(Entries from a dataset of interfaces)
# # # # # # #

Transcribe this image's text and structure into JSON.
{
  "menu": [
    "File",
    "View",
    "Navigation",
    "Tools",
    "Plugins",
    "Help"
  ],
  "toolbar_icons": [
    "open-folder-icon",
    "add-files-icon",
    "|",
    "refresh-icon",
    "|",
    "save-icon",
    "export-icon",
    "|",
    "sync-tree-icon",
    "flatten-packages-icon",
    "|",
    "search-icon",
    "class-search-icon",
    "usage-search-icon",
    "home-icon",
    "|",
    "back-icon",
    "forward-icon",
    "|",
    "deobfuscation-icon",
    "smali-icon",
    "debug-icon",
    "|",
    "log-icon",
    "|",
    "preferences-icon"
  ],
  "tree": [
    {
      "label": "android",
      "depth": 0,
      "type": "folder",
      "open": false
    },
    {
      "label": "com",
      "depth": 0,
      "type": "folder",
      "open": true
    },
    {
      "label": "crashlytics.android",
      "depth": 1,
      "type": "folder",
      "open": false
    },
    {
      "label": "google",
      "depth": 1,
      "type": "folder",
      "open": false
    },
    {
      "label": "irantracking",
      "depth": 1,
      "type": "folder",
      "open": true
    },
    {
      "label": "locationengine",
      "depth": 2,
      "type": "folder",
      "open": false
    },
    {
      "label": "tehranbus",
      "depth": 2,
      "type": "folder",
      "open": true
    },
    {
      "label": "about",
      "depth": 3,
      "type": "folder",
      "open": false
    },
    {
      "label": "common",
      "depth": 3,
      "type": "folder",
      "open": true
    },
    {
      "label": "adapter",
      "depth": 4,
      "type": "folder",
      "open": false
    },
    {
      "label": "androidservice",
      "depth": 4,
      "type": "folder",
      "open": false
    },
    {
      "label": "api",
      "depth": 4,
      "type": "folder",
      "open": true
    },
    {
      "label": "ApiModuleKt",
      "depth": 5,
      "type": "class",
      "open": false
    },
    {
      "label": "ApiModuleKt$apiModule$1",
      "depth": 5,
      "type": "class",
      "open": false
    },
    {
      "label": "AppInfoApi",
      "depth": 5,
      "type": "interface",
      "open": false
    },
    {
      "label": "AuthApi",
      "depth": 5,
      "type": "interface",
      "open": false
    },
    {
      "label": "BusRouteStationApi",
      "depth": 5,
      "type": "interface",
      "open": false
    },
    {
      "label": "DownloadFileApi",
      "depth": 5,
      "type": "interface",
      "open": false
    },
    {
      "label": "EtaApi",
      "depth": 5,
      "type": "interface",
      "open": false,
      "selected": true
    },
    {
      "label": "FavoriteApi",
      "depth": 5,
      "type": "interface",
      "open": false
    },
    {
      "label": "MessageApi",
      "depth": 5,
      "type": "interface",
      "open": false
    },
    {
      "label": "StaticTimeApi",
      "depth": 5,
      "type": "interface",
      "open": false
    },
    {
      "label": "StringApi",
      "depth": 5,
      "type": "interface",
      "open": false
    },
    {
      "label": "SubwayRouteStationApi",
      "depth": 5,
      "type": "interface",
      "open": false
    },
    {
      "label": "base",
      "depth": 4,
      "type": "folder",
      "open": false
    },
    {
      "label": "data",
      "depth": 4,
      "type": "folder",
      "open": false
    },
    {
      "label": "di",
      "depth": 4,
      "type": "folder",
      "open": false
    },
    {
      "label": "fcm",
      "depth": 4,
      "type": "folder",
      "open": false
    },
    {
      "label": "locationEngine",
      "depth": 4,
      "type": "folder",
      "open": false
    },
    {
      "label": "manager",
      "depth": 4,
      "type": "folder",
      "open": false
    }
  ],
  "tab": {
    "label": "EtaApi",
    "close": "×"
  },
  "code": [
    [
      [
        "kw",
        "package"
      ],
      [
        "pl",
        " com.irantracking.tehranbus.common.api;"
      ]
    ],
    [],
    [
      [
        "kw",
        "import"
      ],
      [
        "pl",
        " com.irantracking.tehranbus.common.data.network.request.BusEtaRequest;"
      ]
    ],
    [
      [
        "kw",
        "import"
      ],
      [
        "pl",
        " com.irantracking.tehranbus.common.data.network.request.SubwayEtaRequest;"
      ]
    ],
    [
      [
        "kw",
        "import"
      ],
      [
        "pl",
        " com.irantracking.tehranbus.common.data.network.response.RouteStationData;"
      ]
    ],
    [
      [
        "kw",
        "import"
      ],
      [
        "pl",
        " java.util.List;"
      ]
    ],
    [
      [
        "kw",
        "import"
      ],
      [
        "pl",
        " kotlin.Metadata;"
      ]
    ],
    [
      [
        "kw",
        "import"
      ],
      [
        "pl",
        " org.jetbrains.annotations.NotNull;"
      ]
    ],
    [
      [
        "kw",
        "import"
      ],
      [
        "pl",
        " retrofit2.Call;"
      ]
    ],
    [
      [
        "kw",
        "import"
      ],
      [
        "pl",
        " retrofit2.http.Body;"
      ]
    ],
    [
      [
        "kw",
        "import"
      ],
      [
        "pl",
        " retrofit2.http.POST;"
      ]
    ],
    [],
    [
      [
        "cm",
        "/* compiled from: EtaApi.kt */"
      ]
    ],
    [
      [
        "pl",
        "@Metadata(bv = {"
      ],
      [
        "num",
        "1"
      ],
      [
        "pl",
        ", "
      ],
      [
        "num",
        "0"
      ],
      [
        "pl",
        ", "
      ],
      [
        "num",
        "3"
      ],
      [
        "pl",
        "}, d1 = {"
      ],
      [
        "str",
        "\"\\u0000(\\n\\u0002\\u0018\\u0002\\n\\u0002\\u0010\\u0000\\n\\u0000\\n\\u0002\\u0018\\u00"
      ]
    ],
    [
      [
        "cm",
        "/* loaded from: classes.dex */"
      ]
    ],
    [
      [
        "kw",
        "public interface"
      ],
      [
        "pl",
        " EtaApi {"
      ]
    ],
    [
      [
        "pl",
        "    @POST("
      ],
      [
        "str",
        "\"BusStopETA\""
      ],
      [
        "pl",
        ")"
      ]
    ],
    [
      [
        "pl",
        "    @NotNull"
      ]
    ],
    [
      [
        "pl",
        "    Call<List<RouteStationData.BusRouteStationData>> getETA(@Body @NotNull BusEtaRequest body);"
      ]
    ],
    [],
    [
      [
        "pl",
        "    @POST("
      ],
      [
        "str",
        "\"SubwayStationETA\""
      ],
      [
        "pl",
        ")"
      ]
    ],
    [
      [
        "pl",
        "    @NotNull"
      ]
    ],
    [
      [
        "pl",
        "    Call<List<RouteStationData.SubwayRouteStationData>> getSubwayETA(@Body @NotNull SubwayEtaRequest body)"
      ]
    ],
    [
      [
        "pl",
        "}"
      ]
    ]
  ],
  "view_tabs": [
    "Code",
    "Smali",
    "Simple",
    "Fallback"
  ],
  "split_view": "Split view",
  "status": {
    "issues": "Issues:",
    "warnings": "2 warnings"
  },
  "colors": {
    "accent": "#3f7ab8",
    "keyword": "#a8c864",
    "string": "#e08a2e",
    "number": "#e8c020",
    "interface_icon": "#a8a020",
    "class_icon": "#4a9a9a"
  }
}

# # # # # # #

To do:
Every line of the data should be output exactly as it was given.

Output for this exercise:
Transcribe this image's text and structure into JSON.
{
  "menu": [
    "File",
    "View",
    "Navigation",
    "Tools",
    "Plugins",
    "Help"
  ],
  "toolbar_icons": [
    "open-folder-icon",
    "add-files-icon",
    "|",
    "refresh-icon",
    "|",
    "save-icon",
    "export-icon",
    "|",
    "sync-tree-icon",
    "flatten-packages-icon",
    "|",
    "search-icon",
    "class-search-icon",
    "usage-search-icon",
    "home-icon",
    "|",
    "back-icon",
    "forward-icon",
    "|",
    "deobfuscation-icon",
    "smali-icon",
    "debug-icon",
    "|",
    "log-icon",
    "|",
    "preferences-icon"
  ],
  "tree": [
    {
      "label": "android",
      "depth": 0,
      "type": "folder",
      "open": false
    },
    {
      "label": "com",
      "depth": 0,
      "type": "folder",
      "open": true
    },
    {
      "label": "crashlytics.android",
      "depth": 1,
      "type": "folder",
      "open": false
    },
    {
      "label": "google",
      "depth": 1,
      "type": "folder",
      "open": false
    },
    {
      "label": "irantracking",
      "depth": 1,
      "type": "folder",
      "open": true
    },
    {
      "label": "locationengine",
      "depth": 2,
      "type": "folder",
      "open": false
    },
    {
      "label": "tehranbus",
      "depth": 2,
      "type": "folder",
      "open": true
    },
    {
      "label": "about",
      "depth": 3,
      "type": "folder",
      "open": false
    },
    {
      "label": "common",
      "depth": 3,
      "type": "folder",
      "open": true
    },
    {
      "label": "adapter",
      "depth": 4,
      "type": "folder",
      "open": false
    },
    {
      "label": "androidservice",
      "depth": 4,
      "type": "folder",
      "open": false
    },
    {
      "label": "api",
      "depth": 4,
      "type": "folder",
      "open": true
    },
    {
      "label": "ApiModuleKt",
      "depth": 5,
      "type": "class",
      "open": false
    },
    {
      "label": "ApiModuleKt$apiModule$1",
      "depth": 5,
      "type": "class",
      "open": false
    },
    {
      "label": "AppInfoApi",
      "depth": 5,
      "type": "interface",
      "open": false
    },
    {
      "label": "AuthApi",
      "depth": 5,
      "type": "interface",
      "open": false
    },
    {
      "label": "BusRouteStationApi",
      "depth": 5,
      "type": "interface",
      "open": false
    },
    {
      "label": "DownloadFileApi",
      "depth": 5,
      "type": "interface",
      "open": false
    },
    {
      "label": "EtaApi",
      "depth": 5,
      "type": "interface",
      "open": false,
      "selected": true
    },
    {
      "label": "FavoriteApi",
      "depth": 5,
      "type": "interface",
      "open": false
    },
    {
      "label": "MessageApi",
      "depth": 5,
      "type": "interface",
      "open": false
    },
    {
      "label": "StaticTimeApi",
      "depth": 5,
      "type": "interface",
      "open": false
    },
    {
      "label": "StringApi",
      "depth": 5,
      "type": "interface",
      "open": false
    },
    {
      "label": "SubwayRouteStationApi",
      "depth": 5,
      "type": "interface",
      "open": false
    },
    {
      "label": "base",
      "depth": 4,
      "type": "folder",
      "open": false
    },
    {
      "label": "data",
      "depth": 4,
      "type": "folder",
      "open": false
    },
    {
      "label": "di",
      "depth": 4,
      "type": "folder",
      "open": false
    },
    {
      "label": "fcm",
      "depth": 4,
      "type": "folder",
      "open": false
    },
    {
      "label": "locationEngine",
      "depth": 4,
      "type": "folder",
      "open": false
    },
    {
      "label": "manager",
      "depth": 4,
      "type": "folder",
      "open": false
    }
  ],
  "tab": {
    "label": "EtaApi",
    "close": "×"
  },
  "code": [
    [
      [
        "kw",
        "package"
      ],
      [
        "pl",
        " com.irantracking.tehranbus.common.api;"
      ]
    ],
    [],
    [
      [
        "kw",
        "import"
      ],
      [
        "pl",
        " com.irantracking.tehranbus.common.data.network.request.BusEtaRequest;"
      ]
    ],
    [
      [
        "kw",
        "import"
      ],
      [
        "pl",
        " com.irantracking.tehranbus.common.data.network.request.SubwayEtaRequest;"
      ]
    ],
    [
      [
        "kw",
        "import"
      ],
      [
        "pl",
        " com.irantracking.tehranbus.common.data.network.response.RouteStationData;"
      ]
    ],
    [
      [
        "kw",
        "import"
      ],
      [
        "pl",
        " java.util.List;"
      ]
    ],
    [
      [
        "kw",
        "import"
      ],
      [
        "pl",
        " kotlin.Metadata;"
      ]
    ],
    [
      [
        "kw",
        "import"
      ],
      [
        "pl",
        " org.jetbrains.annotations.NotNull;"
      ]
    ],
    [
      [
        "kw",
        "import"
      ],
      [
        "pl",
        " retrofit2.Call;"
      ]
    ],
    [
      [
        "kw",
        "import"
      ],
      [
        "pl",
        " retrofit2.http.Body;"
      ]
    ],
    [
      [
        "kw",
        "import"
      ],
      [
        "pl",
        " retrofit2.http.POST;"
      ]
    ],
    [],
    [
      [
        "cm",
        "/* compiled from: EtaApi.kt */"
      ]
    ],
    [
      [
        "pl",
        "@Metadata(bv = {"
      ],
      [
        "num",
        "1"
      ],
      [
        "pl",
        ", "
      ],
      [
        "num",
        "0"
      ],
      [
        "pl",
        ", "
      ],
      [
        "num",
        "3"
      ],
      [
        "pl",
        "}, d1 = {"
      ],
      [
        "str",
        "\"\\u0000(\\n\\u0002\\u0018\\u0002\\n\\u0002\\u0010\\u0000\\n\\u0000\\n\\u0002\\u0018\\u00"
      ]
    ],
    [
      [
        "cm",
        "/* loaded from: classes.dex */"
      ]
    ],
    [
      [
        "kw",
        "public interface"
      ],
      [
        "pl",
        " EtaApi {"
      ]
    ],
    [
      [
        "pl",
        "    @POST("
      ],
      [
        "str",
        "\"BusStopETA\""
      ],
      [
        "pl",
        ")"
      ]
    ],
    [
      [
        "pl",
        "    @NotNull"
      ]
    ],
    [
      [
        "pl",
        "    Call<List<RouteStationData.BusRouteStationData>> getETA(@Body @NotNull BusEtaRequest body);"
      ]
    ],
    [],
    [
      [
        "pl",
        "    @POST("
      ],
      [
        "str",
        "\"SubwayStationETA\""
      ],
      [
        "pl",
        ")"
      ]
    ],
    [
      [
        "pl",
        "    @NotNull"
      ]
    ],
    [
      [
        "pl",
        "    Call<List<RouteStationData.SubwayRouteStationData>> getSubwayETA(@Body @NotNull SubwayEtaRequest body)"
      ]
    ],
    [
      [
        "pl",
        "}"
      ]
    ]
  ],
  "view_tabs": [
    "Code",
    "Smali",
    "Simple",
    "Fallback"
  ],
  "split_view": "Split view",
  "status": {
    "issues": "Issues:",
    "warnings": "2 warnings"
  },
  "colors": {
    "accent": "#3f7ab8",
    "keyword": "#a8c864",
    "string": "#e08a2e",
    "number": "#e8c020",
    "interface_icon": "#a8a020",
    "class_icon": "#4a9a9a"
  }
}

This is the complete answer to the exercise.